The editors are Christians with a strong research record. They have assembled a collection of chapters by clinicians and psychological scientists to offer a state of the practice review of the scientific evidence for Christian counseling or psychotherapy. This book will be useful in Christian counseling programs and will help referral sources understand important differences among the various services available.
Part one includes three chapters that inform the reader of general considerations in psychotherapy. To help you track the 16 chapters, I will place the chapter number in parentheses following the lead author. Scott Stegman (2) and others identify three critical elements linked to better client outcomes: therapeutic alliance, empathy, and collaboration. They cite evidence that considering a client’s religious beliefs and values in counseling has “promising empirical support.” Siang-Yang Tan (3) offers an overview of the limited scientific support for Christian lay counseling. Although lay counseling in general has been beneficial, only one study has demonstrated empirical support using a randomized waiting list control group design. Part 1 concludes with Fernando Garzon’s (4) summary of the value of Christian Devotional Meditation as an effective treatment for anxiety.
Part two includes three chapters focused on individual psychotherapy. David Jennings II (5) and his coauthors review evidence supporting Cognitive Behavioral Therapy for depression that accommodates a Christian perspective. Donald F. Walker (6) and others describe Christian-accommodative trauma-focused cognitive behavioral therapy designed for children and adolescents. Finally, Keith J. Edwards and Edward B. Davis (7) discuss evidence-based principles from psychodynamic and process-experiential psychotherapies.
Part three contains six chapters devoted to interventions for couples or groups. Les and Leslie Parrott (8) explain the research behind the SYMBIS model used to prepare couples for marriage. Gary Barnes and Scott M. Stanley (9) report on the research behind the PREP model for couples with a focus on the Christian version known as CPREP. Jennifer S. Ripley (10) and her colleagues review Hope-Focused therapy for couples. James Sells (11) discusses the relational conflict restoration model. He reports on the evidence supporting pain-defense and –grace-trust patterns during the reconciliation process. Fred DiBlasio (12) guides readers through forgiveness interventions with married couples. The section closes with a Christian-accommodative group intervention for forgiveness by Julia Kidwell and Nathaniel Wade (13).
Part four consists of three reflection essays. Ev Worthington (14) and his co-editors look at the promise of evidence-based treatments. Although identifying some treatments as promising and noting scriptural support, the authors are aware of the need for research: “we conclude that the empirical basis for the treatment of clients using evidence-based treatments is relatively weak. (p. 292)” Joshua Hook (15) leads the team in reviewing specific research methods in conducting clinical outcome studies of Christian counseling and psychotherapy. Finally, Eric Johnson (16) and others reflect on evidence-based practice in the context of Christian perspectives. The authors observe that there is a problem of agreement on what constitutes Christian counseling or psychotherapy. In fact, only one survey study examined what Christian psychotherapists do. They suggest the development of criteria for Christian counseling and psychotherapy with an emphasis on what constitutes Christian.

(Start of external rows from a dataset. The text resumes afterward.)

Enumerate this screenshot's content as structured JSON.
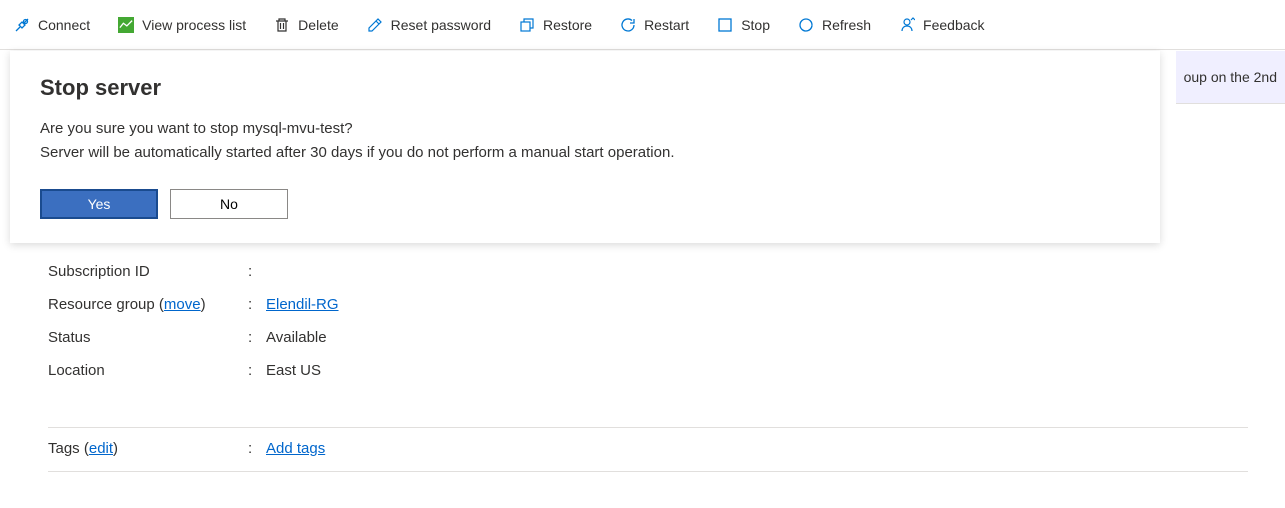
{
  "toolbar": {
    "connect": "Connect",
    "view_process_list": "View process list",
    "delete": "Delete",
    "reset_password": "Reset password",
    "restore": "Restore",
    "restart": "Restart",
    "stop": "Stop",
    "refresh": "Refresh",
    "feedback": "Feedback"
  },
  "dialog": {
    "title": "Stop server",
    "message_line1": "Are you sure you want to stop mysql-mvu-test?",
    "message_line2": "Server will be automatically started after 30 days if you do not perform a manual start operation.",
    "yes": "Yes",
    "no": "No"
  },
  "banner": {
    "partial_text": "oup on the 2nd"
  },
  "details": {
    "subscription_id": {
      "label": "Subscription ID",
      "value": ""
    },
    "resource_group": {
      "label": "Resource group",
      "move_text": "move",
      "value": "Elendil-RG"
    },
    "status": {
      "label": "Status",
      "value": "Available"
    },
    "location": {
      "label": "Location",
      "value": "East US"
    },
    "tags": {
      "label": "Tags",
      "edit_text": "edit",
      "add_tags": "Add tags"
    }
  }
}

I recommend this book for several reasons. In the past several decades, an awareness of mental health and relationship health has grown in importance. With the end of routine institutional care for those with mental illness, came an increased awareness of mental health and the need for treatment. At about the same time that de-institutionalization began, divorce rates rose and teen pregnancies increased. People turned to their physicians and clergy for help. It is no surprise that the demand for professional help exceeded the supply. But along with the growth in the helping professions came concerns about mental health clinicians ignoring sinful behavior and morality. And it did not help that some early psychotherapists were hostile to religion.
Finally, from the perspective of research, the collection of reviews offers a plethora of opportunities for numerous theses and dissertations well into the next several decades. I suspect the next edition could be a multivolume work if new researchers are willing to pick up the challenge.
Some terms similar to Christian counseling are as follows:
Biblical Counseling, Christian Counseling, Christian Psychotherapy, Pastoral Counseling, Religious Accommodating Interventions
The providers of counseling services can vary from having limited undergraduate college coursework or a few workshops to doctoral degrees in related fields.
Following are a few examples of the various providers.
Lay counselors, Lay ministers, Clergy with some undergraduate classes to clergy with doctoral degrees, Social Workers, Counselors, Psychiatrists, Psychologists
My colleagues and I have published a few studies on the subject.